IRS Commissioner Doug Shulman pledged in a public statement on May 17 that “the IRS will be providing additional guidance in the near future on how it will help [organizations just now learning of the deadline] maintain their important tax-exempt status—even if they missed the May 17 deadline.”

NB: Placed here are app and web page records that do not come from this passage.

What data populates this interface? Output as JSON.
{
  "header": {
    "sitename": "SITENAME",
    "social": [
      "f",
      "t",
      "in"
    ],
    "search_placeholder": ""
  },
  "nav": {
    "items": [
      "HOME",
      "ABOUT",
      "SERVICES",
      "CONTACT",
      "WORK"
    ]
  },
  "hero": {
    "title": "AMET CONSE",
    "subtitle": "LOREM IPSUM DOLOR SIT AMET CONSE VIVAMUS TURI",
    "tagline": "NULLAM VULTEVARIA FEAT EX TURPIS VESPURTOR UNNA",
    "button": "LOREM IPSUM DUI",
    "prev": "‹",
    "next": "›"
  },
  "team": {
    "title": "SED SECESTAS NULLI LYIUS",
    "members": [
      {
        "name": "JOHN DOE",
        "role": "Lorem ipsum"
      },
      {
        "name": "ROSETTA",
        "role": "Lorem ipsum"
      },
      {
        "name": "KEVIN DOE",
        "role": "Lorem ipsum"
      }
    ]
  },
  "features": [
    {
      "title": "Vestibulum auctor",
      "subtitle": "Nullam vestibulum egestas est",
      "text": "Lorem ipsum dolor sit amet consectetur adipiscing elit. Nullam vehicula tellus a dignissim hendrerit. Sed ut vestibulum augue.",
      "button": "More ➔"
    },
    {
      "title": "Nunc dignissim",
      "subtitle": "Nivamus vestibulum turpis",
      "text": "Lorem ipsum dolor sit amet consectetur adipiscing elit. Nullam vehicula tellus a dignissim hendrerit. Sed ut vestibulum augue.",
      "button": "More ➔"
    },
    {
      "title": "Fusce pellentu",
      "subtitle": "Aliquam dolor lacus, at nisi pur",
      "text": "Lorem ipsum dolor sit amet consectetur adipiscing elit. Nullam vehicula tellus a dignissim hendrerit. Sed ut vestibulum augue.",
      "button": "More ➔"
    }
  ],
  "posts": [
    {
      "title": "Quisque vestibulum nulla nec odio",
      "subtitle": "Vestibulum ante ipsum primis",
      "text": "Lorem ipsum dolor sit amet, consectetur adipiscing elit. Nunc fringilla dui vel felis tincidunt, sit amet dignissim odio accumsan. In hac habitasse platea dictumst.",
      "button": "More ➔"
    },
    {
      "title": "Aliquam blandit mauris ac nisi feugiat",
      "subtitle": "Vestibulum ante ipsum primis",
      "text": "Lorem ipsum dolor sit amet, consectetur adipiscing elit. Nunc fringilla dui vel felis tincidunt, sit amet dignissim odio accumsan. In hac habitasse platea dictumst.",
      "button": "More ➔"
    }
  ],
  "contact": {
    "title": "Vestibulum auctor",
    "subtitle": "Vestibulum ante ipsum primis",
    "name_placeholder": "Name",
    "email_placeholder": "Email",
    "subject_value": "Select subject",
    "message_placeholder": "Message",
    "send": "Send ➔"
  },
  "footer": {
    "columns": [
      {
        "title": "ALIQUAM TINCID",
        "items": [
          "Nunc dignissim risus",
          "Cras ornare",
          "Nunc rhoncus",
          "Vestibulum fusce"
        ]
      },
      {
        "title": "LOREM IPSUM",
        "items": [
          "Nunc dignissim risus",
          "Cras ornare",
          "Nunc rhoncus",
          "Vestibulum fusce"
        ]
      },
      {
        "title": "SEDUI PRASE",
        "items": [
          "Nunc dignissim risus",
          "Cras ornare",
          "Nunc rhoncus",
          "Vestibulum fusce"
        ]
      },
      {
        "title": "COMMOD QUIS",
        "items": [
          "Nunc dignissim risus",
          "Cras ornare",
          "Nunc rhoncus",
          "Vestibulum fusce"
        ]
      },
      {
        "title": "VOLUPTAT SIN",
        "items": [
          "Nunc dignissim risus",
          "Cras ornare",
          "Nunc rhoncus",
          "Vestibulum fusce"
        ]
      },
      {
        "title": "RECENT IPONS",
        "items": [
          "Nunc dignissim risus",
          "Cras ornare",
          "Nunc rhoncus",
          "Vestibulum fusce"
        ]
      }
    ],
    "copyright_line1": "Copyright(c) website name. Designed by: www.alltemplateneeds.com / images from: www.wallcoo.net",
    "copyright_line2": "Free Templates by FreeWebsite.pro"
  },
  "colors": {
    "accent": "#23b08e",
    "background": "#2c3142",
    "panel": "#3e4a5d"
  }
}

We may have to wait until the New Year before we know the fate of these organizations since the IRS does not plan to make the revocations public until 2011. Whatever guidance may come, the best advice for organizations that missed the deadline is, as Shulman recommended, to file as soon as possible. Filing takes less than 10 minutes to complete and is free. If you are unsure of an organization’s filing status, start by visiting the Urban Institute’s National Center for Charitable Statistics searchable database of organizations that are required to file but have not. If you find your organization on the list and it’s gross receipts are less than $25,000, an officer from the organization should file Form 990-N at http://epostcard.form990.org. If the organization’s revenues are higher, you will need to complete a Form 990 or 990-EZ. (A list of IRS-approved e-filing providers—including the Urban Institute Form 990 Online website– is available online.)
For more information on organizations that have not completed their e-Postcard please see the Urban Institute report coming soon, “Here Today, Gone Tomorrow: A Look at Nonprofit Organizations that May Have Their Tax-Exempt Status Revoked.”
Jeff Narabrook is the public policy assistant at the Minnesota Council of Nonprofits; Katie L. Roeger is the Assistant Program Director of the National Center for Charitable Statistics at the Urban Institute; Thomas H. Pollak is the Program Director of the National Center for Charitable Statistics at the Urban Institute.